Long COVID defined

  • Long COVID is a condition in which COVID symptoms last for many weeks, months, or years.
  • Researchers estimate that millions of people have experienced long COVID.
  • Long COVID can be a disability under the Americans with Disabilities Act if it limits your ability to do certain things, such as take care of yourself, walk, interact with others, or work.

Symptoms of long COVID

  • People with long COVID can have a variety of symptoms. The symptoms can be ongoing or recurring—they can even be new symptoms.
  • Some symptoms may not seem clearly related to COVID, which can make long COVID hard to diagnose. 
  • Commonly reported symptoms include:
    • Feeling very tired
    • Cough
    • Trouble breathing or shortness of breath
    • Aches and pains
    • Brain fog (trouble thinking or remembering things)
    • Trouble sleeping
    • Anxiety or depression
    • Loss of smell or change in taste
    • Fever
  • People with long COVID can also experience a worsening of their symptoms after physical effort (such as exercising, doing household chores, or even going to the grocery store) or mental effort (such as reading a book, driving a car, or being in a stressful situation). 
  • There is no test to diagnose long COVID. Instead, health care providers try to rule out other possible causes for the symptoms a patient is experiencing.

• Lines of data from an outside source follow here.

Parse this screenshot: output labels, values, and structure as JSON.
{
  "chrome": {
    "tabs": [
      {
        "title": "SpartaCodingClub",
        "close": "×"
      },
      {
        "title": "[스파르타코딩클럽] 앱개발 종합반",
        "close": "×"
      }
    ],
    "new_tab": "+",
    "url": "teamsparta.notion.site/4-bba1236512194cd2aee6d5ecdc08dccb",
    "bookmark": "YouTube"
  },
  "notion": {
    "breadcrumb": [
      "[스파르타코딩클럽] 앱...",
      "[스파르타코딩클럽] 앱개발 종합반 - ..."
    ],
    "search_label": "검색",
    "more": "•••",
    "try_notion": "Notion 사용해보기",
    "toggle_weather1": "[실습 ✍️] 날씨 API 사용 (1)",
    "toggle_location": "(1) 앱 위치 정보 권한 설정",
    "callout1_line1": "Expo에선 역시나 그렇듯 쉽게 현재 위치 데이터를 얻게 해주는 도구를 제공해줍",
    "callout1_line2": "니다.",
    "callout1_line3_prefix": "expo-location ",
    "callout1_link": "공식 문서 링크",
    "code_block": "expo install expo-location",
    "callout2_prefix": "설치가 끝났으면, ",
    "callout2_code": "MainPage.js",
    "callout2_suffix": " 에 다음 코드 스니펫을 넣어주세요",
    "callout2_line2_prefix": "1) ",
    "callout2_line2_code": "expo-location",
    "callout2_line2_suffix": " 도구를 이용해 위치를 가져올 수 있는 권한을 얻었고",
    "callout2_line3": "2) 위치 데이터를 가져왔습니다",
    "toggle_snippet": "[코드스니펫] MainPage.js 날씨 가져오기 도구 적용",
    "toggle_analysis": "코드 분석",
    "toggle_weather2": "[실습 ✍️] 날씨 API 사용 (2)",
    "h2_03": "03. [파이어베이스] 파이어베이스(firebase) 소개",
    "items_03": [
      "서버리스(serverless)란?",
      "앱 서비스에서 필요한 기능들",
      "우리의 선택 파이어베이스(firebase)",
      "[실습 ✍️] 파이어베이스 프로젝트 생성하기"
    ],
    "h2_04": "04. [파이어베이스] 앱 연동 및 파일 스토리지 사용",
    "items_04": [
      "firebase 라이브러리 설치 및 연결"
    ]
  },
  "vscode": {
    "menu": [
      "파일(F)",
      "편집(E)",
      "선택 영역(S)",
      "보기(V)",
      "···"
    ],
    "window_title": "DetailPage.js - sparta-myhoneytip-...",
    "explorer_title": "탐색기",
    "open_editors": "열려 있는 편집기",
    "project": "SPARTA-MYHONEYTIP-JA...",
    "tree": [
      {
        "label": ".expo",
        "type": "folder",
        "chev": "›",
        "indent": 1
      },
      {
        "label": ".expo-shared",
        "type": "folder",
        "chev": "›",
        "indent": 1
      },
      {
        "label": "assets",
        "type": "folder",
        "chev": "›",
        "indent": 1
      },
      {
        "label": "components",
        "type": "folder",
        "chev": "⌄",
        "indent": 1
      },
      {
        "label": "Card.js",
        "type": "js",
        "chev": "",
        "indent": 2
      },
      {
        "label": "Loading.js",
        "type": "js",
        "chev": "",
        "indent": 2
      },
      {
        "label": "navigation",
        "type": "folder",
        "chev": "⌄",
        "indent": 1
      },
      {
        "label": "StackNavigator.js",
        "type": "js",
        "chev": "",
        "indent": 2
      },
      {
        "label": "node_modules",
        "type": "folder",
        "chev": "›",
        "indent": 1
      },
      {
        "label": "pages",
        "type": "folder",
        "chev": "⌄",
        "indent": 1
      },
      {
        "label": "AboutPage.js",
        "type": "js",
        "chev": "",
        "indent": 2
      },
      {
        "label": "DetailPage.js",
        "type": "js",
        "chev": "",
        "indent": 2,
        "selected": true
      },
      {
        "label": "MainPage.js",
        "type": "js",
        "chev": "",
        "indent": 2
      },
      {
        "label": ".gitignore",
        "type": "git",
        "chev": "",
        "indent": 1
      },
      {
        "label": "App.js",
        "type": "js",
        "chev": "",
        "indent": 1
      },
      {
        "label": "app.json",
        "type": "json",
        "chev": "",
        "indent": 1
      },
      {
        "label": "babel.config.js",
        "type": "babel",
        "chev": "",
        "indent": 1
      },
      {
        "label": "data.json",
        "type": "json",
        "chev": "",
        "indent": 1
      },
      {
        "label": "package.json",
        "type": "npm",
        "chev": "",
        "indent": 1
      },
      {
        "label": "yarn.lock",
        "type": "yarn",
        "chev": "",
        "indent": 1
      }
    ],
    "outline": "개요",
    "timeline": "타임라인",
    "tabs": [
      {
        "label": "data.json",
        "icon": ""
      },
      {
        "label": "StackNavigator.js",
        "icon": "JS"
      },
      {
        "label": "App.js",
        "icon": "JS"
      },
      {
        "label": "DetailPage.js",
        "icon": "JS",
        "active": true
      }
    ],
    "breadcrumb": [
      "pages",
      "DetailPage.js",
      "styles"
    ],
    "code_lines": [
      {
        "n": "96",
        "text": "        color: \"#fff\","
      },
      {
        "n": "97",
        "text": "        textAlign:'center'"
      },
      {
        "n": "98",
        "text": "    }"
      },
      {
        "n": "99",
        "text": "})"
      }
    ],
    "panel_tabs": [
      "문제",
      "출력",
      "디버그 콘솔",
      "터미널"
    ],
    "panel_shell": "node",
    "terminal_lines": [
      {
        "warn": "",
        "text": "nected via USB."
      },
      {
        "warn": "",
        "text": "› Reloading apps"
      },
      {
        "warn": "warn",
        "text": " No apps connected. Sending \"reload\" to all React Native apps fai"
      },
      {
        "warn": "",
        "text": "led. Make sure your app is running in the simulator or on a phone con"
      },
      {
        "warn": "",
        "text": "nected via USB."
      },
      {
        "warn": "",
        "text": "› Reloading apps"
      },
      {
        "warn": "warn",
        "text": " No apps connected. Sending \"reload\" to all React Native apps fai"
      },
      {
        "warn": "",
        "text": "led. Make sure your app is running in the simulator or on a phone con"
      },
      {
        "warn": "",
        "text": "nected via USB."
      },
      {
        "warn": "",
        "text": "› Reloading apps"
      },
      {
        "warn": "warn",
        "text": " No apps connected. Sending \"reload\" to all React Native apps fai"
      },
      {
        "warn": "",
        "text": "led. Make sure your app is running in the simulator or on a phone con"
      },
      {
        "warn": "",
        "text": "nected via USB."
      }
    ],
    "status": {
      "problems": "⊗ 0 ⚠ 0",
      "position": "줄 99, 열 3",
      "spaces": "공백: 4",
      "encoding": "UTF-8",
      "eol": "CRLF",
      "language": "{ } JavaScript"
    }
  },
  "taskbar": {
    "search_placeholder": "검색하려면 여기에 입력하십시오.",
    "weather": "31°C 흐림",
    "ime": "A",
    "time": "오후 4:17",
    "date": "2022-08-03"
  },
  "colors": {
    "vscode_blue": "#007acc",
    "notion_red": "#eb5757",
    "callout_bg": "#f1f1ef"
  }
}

People more likely to get long COVID

  • Anyone who gets COVID can develop long COVID. 
  • Researchers are working to better understand why some people do and some people don’t get long COVID. 
  • So far, studies have found that the following people may be more likely than others to get long COVID:

Ensuring proper medical evaluation, diagnosis, and treatment for long COVID

  • If you think you may have long COVID: 
    • Keep a journal for 1–2 weeks about your daily activities and your symptoms, noting how bad they were and anything that made you feel better or worse. 
    • Use CDC's checklist to prepare for your appointment with your doctor or other health care provider.